Unlike other "high-profile" mass shootings, the Sutherland Springs lawsuit didn't involve a venue that was negligent or a gun store that sold a firearm illegally.

"We don’t have a lot of mass shootings where the problem is that a person who’s currently enlisted in the armed services had a conviction that wasn’t properly reported by the service to the federal government, that’s a sort of unusual fact pattern so I can’t really identify a trend of liability against the federal government in mass shootings," he said.

Texas Public Radio has the story.

July 13, 2021 in Current Affairs | Permalink | Comments (0)

Monday, July 12, 2021

Lytton on Illegal Firearms as Public Nuisance

Tim Lytton has an article at The Conversation regarding New York's new law defining illegal firearms as a public nuisance.  He anticipates a Second Amendment challenge to the law, but even if it survives:

The main impact of these lawsuits is to put pressure on gun manufactures to do more to prevent inventory theft and illegal sales by retailers. Since 2000, the gun industry has operated a program to prevent illegal straw purchases, suggesting manufactures think they may be able to affect how retailers operate. Even still, little is known about whether this program has had any impact on gun violence rates. That’s why no one really knows if forcing gun manufacturers to more closely supervise retailers will work.

Part of the problem is a lack of government funding since the mid-1990s for public health research on alleged links between industry sales practices and gun crimes. Recent funding for this kind of research may clarify the value of regulating illegal gun sales as a public nuisance.

Until then, passing laws to prompt litigation against the gun industry is just a shot in the dark.

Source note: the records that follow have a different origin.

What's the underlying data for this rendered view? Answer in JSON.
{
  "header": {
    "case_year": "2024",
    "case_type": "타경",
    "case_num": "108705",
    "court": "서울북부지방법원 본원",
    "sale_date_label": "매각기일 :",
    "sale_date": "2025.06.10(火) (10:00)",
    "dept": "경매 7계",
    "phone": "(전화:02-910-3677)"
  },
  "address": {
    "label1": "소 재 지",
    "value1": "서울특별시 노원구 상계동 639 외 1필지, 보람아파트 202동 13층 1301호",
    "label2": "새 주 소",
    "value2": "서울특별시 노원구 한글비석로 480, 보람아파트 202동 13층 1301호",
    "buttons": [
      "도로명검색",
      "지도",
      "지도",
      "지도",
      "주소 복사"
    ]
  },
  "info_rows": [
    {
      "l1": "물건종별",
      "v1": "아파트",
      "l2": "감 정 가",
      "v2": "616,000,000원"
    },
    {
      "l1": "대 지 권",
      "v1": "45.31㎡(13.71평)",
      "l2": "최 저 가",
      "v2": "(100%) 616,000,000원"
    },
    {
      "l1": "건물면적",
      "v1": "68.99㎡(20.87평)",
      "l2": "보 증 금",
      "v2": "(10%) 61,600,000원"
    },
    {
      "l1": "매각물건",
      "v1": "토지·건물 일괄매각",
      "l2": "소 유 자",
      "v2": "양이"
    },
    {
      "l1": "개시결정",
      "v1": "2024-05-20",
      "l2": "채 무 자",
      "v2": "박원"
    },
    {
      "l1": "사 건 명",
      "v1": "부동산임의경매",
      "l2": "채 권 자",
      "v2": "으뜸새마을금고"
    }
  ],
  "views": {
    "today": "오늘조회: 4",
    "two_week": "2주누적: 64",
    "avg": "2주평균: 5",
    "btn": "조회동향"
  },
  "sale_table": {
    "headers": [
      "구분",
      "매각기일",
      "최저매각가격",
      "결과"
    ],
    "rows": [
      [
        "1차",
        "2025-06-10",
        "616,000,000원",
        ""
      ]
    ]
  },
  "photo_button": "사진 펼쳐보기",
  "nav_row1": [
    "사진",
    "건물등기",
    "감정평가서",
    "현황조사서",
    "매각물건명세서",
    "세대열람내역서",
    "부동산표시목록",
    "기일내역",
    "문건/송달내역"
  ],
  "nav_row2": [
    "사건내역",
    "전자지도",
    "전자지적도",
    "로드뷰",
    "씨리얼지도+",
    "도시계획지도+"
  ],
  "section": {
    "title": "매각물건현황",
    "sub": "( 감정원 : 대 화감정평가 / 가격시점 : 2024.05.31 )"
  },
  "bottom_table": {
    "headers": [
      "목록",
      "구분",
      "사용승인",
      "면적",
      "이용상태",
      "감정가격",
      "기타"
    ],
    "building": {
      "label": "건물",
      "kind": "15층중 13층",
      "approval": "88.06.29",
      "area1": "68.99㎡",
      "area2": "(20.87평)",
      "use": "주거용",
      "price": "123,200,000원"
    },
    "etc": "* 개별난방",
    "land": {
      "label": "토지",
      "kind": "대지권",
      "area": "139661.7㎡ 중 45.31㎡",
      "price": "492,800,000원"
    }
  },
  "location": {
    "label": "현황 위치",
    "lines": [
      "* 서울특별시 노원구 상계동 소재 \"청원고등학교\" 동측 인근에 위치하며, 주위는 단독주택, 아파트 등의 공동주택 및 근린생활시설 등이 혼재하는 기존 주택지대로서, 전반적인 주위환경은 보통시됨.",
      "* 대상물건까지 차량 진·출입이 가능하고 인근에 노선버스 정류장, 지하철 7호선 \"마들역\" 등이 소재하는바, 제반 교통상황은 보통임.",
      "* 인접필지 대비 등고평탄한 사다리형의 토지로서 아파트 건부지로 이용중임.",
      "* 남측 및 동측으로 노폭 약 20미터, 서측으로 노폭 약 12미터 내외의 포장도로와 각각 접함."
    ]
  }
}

July 12, 2021 in Current Affairs, Legislation, Reforms, & Political News | Permalink | Comments (0)